The Courage to Tell All My Heart by Jori Lichtman
Jori Lichtman is a 2015 Momentum Trip Participant with the Village Shul.
I've never thought of myself as a courageous person. I wouldn’t say I’m afraid or cowardly, but courage isn’t one of the main words I’d associate with myself. The past few weeks, and with a new definition of courage in hand, however, I’m proud of the courage I’ve demonstrated, especially as my words that weren’t so easy to let out in a society where vulnerability is a scary thing, resulted in positive outcomes. The courage I’m talking about is not the heroic save-someone-from-a-burning-building-or-perform-a-daring-stunt kind. I’m talking about the courage Brené Brown talks about in her book, The Gifts of Imperfection, the same book I’ve mentioned at least once before. Ms. Brown writes:
“Courage is a heart word. The root of the word courage is cor – the Latin word for heart. In one of its earliest forms, the word courage meant ‘To speak one's mind by telling all one's heart.’ Over time, this definition has changed, and today, we typically associate courage with heroic and brave deeds. But in my opinion, this definition fails to recognize the inner strength and level of commitment required for us to actually speak honestly and openly about who we are and about our experiences – good and bad.”
A few weeks ago, after a few months of my 9-year-old daughter resisting the idea of a play date with a friend – a friend who she was once very close with – I knew it was time to get to the bottom of things. I suspected that there was likely a misunderstanding at the heart of the issue and that if the moms could agree on a way to help the girls begin a dialogue and perhaps communicate some of their feelings, the girls’ friendship would likely start to blossom again. It wasn’t easy to pick up the phone and call the other mom, and “tell my heart.” Even though I had no intention of starting the dialogue in a confrontational way, and I was simply going to talk to her, parent to parent, and explain that I felt something was “off” with the girls’ friendship, I had no way of knowing how she would react to me even calling and wanting to talk about it. I should mention that I’m VERY much the type of person who, when there is a conflict or a disagreement with anyone in my life, wants to talk things out in person, rather than allow the pain, discomfort, and tension to grow inside of me and drive a wedge between me and the other person. It’s physically painful for me to have conflict build up around me. I suspect I am not alone. Luckily, my worries immediately faded away and I knew I had done the right thing by speaking my heart when, within seconds of our conversation beginning, she said she was relieved I called and wanted to talk about it too. We talked maturely, mom to mom, without any blame or awkwardness. We listened to each other respectfully and both had the same goal in mind: to clear up any confusion, encourage the girls to acknowledge and apologize if there were any hurt feelings on either end, and ultimately, let the girls’ friendship take its course with any misunderstandings now behind them. We agreed on an idea to help the girls communicate, which involved the girls, the moms, and a spontaneous weeknight dinner. About halfway through dinner, the girls felt safe to giggle and goof around and let each other back in their lives — and their hearts.
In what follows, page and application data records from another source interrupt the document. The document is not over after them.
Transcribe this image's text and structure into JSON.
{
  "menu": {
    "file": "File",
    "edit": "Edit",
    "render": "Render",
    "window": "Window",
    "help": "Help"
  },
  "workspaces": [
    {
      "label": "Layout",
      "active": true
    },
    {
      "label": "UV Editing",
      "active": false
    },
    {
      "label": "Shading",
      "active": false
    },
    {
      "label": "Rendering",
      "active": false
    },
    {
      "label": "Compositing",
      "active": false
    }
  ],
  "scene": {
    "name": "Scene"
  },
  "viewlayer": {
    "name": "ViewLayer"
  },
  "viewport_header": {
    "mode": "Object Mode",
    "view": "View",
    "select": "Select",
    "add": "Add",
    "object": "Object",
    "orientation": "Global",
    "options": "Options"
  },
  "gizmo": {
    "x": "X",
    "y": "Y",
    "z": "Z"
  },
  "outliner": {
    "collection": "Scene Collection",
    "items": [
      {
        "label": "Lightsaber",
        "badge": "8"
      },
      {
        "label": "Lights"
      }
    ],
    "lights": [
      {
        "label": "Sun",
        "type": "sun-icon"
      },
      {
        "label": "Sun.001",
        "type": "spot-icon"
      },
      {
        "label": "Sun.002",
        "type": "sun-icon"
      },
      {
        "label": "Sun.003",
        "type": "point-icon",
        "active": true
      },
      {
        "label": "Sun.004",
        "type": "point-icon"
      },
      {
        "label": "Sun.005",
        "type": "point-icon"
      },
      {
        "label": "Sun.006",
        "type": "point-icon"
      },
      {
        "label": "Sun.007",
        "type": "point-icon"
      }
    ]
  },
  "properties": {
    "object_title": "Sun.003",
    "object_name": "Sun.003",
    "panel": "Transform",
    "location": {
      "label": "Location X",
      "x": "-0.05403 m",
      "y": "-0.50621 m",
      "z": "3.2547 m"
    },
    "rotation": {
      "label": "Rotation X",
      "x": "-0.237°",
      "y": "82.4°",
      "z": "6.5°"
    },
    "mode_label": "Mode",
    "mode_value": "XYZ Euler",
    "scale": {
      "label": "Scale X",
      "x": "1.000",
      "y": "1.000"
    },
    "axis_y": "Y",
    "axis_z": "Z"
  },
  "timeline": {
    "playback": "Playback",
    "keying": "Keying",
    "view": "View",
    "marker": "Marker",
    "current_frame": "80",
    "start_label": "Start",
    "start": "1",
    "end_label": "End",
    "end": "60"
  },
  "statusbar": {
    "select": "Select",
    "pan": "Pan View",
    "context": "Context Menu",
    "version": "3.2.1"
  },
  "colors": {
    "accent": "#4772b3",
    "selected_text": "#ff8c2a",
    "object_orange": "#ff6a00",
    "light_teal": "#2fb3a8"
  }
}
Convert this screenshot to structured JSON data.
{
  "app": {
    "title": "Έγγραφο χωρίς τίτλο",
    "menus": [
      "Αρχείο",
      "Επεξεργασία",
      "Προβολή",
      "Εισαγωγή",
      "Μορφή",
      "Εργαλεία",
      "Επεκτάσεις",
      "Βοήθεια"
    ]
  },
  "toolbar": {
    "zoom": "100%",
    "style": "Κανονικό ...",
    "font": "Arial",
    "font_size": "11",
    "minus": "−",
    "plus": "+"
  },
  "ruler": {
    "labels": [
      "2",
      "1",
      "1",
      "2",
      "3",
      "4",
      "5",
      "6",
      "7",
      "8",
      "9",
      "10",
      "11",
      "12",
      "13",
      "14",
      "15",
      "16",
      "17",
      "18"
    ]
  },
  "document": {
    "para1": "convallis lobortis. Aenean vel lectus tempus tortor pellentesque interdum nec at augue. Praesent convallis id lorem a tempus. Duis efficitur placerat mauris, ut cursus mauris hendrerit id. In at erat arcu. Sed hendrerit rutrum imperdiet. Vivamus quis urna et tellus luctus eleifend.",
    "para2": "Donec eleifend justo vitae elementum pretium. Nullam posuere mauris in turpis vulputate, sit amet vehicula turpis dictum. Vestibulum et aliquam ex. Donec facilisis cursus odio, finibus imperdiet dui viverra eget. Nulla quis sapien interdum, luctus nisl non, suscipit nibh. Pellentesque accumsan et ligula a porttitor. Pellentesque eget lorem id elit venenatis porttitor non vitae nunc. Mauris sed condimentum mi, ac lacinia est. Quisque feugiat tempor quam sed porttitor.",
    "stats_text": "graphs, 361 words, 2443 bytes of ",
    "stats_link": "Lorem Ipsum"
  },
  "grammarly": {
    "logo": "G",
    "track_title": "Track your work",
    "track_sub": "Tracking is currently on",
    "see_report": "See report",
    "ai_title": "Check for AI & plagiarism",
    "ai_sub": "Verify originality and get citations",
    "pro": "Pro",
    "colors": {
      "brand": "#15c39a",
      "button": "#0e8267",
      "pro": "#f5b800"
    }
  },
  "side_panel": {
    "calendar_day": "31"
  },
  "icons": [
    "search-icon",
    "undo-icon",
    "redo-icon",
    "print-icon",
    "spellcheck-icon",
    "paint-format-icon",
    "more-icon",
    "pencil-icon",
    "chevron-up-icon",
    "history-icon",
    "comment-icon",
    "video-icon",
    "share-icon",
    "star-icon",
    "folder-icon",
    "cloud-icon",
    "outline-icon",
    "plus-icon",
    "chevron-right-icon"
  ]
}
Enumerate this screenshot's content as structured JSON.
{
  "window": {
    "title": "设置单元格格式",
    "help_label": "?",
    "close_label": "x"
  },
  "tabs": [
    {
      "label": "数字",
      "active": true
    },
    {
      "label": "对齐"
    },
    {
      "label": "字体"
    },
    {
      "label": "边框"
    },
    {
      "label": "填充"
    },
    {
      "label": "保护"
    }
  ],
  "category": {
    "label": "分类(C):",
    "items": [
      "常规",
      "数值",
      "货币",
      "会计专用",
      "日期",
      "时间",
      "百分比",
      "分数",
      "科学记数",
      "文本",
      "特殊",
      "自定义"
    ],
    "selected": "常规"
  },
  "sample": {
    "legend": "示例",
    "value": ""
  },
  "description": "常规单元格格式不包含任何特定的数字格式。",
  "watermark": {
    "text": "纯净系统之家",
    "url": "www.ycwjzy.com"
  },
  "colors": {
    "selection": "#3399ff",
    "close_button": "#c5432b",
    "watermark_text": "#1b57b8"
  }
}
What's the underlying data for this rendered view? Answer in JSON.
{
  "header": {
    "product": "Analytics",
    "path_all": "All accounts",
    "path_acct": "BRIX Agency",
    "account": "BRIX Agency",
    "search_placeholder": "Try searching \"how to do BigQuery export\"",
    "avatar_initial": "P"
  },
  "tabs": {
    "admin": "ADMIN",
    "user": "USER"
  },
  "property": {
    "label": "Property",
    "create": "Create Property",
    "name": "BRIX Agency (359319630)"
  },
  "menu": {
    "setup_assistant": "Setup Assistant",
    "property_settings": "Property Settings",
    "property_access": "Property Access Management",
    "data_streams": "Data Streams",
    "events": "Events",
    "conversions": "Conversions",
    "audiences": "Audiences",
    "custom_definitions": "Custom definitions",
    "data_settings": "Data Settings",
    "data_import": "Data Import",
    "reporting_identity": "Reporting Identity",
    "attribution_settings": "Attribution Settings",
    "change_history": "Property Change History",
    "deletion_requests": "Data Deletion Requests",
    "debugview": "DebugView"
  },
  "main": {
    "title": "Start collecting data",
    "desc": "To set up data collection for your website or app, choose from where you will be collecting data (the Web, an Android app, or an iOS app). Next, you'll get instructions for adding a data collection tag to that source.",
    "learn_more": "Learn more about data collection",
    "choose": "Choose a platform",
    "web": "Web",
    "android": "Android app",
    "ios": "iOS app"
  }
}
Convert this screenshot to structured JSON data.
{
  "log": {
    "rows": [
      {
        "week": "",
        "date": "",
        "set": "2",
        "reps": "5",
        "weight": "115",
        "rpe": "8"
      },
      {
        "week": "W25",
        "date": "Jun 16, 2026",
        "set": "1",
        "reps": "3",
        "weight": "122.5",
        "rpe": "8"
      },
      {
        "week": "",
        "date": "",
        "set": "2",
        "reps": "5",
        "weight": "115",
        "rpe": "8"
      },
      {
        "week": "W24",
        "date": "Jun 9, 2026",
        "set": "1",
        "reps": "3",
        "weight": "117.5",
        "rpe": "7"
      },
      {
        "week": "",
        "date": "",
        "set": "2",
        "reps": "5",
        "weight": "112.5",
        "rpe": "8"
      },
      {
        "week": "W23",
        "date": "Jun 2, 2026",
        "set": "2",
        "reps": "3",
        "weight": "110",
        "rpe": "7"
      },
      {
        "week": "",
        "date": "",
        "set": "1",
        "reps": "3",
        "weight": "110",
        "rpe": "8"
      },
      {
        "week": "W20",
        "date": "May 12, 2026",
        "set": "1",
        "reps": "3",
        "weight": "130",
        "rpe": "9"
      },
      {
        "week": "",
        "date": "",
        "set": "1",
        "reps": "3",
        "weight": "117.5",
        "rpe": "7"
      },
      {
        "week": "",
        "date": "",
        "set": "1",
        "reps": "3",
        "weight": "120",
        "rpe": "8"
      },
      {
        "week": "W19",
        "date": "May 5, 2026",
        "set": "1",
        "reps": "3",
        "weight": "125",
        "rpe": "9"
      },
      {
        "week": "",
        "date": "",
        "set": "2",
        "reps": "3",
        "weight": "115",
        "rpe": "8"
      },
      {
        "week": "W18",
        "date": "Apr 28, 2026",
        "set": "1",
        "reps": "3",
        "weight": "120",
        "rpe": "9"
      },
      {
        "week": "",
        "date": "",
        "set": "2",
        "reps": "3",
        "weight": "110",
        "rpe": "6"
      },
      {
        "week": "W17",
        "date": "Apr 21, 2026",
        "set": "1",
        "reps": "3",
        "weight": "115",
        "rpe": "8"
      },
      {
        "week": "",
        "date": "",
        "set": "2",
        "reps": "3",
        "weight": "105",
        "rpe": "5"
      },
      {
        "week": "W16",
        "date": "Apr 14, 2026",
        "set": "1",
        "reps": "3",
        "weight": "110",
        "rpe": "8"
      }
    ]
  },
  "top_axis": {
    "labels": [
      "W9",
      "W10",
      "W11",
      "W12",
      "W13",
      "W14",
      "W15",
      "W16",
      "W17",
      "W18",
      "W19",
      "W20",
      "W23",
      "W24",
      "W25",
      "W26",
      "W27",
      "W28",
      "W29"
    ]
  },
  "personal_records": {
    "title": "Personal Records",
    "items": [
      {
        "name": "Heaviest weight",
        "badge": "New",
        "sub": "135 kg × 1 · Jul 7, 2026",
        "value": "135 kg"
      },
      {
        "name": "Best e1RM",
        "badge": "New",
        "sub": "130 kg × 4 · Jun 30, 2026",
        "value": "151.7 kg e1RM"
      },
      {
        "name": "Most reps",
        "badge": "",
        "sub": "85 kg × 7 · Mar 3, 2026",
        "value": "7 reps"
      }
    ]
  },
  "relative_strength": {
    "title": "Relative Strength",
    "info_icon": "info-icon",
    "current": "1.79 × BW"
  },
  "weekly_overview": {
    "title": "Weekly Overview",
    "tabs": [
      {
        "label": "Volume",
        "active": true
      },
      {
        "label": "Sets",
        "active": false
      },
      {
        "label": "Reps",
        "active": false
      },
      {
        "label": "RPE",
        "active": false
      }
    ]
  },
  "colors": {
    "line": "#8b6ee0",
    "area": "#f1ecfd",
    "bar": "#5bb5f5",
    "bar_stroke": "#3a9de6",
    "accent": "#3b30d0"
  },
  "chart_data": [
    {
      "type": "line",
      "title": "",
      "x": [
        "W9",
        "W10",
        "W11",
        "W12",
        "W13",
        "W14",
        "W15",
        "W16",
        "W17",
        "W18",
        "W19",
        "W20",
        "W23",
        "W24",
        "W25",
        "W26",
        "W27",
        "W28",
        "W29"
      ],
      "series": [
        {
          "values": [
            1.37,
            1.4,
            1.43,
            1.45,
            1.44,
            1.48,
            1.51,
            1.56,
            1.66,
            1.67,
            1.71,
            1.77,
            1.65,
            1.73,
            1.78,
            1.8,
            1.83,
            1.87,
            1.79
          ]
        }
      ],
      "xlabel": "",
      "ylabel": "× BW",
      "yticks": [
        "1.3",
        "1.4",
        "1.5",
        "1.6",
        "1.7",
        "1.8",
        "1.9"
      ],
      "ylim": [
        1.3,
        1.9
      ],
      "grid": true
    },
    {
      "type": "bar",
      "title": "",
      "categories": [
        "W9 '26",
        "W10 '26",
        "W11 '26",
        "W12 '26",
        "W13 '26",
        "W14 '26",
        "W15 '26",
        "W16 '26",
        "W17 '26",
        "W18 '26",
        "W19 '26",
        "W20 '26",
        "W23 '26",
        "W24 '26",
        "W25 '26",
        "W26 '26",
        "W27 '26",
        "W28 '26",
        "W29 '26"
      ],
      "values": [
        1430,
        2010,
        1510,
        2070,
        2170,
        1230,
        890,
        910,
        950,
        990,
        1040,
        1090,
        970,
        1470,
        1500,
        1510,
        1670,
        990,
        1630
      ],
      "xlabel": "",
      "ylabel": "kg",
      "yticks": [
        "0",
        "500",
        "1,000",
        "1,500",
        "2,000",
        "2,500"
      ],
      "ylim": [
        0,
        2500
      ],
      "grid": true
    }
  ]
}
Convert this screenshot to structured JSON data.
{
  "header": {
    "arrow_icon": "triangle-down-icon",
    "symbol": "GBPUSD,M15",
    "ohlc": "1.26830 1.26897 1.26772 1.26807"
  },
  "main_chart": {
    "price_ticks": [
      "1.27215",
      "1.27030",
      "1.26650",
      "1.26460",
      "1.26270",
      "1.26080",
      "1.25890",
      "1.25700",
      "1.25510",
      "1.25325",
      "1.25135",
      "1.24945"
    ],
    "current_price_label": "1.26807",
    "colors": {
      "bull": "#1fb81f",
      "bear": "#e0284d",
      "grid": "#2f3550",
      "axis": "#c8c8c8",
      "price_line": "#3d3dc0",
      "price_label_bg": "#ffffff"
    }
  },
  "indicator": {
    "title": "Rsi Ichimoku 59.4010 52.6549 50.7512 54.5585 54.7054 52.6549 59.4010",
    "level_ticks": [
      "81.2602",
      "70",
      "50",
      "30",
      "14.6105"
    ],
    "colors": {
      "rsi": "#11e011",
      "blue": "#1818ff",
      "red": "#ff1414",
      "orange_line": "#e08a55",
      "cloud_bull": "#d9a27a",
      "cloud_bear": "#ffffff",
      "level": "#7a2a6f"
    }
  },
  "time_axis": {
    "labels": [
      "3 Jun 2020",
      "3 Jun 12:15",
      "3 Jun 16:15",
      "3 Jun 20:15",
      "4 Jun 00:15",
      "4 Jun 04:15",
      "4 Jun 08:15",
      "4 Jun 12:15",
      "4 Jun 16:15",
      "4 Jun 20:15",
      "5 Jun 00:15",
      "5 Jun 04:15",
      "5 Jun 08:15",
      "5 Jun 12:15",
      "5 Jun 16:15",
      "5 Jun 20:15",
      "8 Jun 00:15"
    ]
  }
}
While I keep my late Bubbie’s words close to my heart – Little kids, little problem, big kids, big problems — and while I know this is one of many challenges that will arise involving my children (and many challenges that won’t, of course) that will require me to dig deep for my courage and my ability to speak my heart, I have to say it was an amazing feeling, and a huge weight was lifted.
Just this week, I dug for that courage again. This time, due to a more sensitive circumstance, getting the words out was harder. I was nervous and scared to tell my heart. I was even physically shaking a bit. But I dug really deep and, once again, I found it. Afterwards, when I was by myself, I couldn’t hold back my tears. I don’t even know what was causing them. I don’t know if they were tears of relief, joy, or emotional exhaustion. I guess it doesn’t really matter. What matters is that I found the courage inside of me and another weight was lifted.
When I look at the Lion in The Wizard of Oz now, with Ms. Brown’s definition of courage in mind, I think he had the courage he was looking for all along. He wasn’t afraid to tell his heart and he even put himself out there by asking to join Dorothy on her journey to meet the Wizard. And he also wasn’t afraid to admit his shortcomings. To me, those are pretty courageous acts right there.
I can only hope G-d gives me the strength when I need to dig deep for my courage, because I believe only good can come of telling my heart.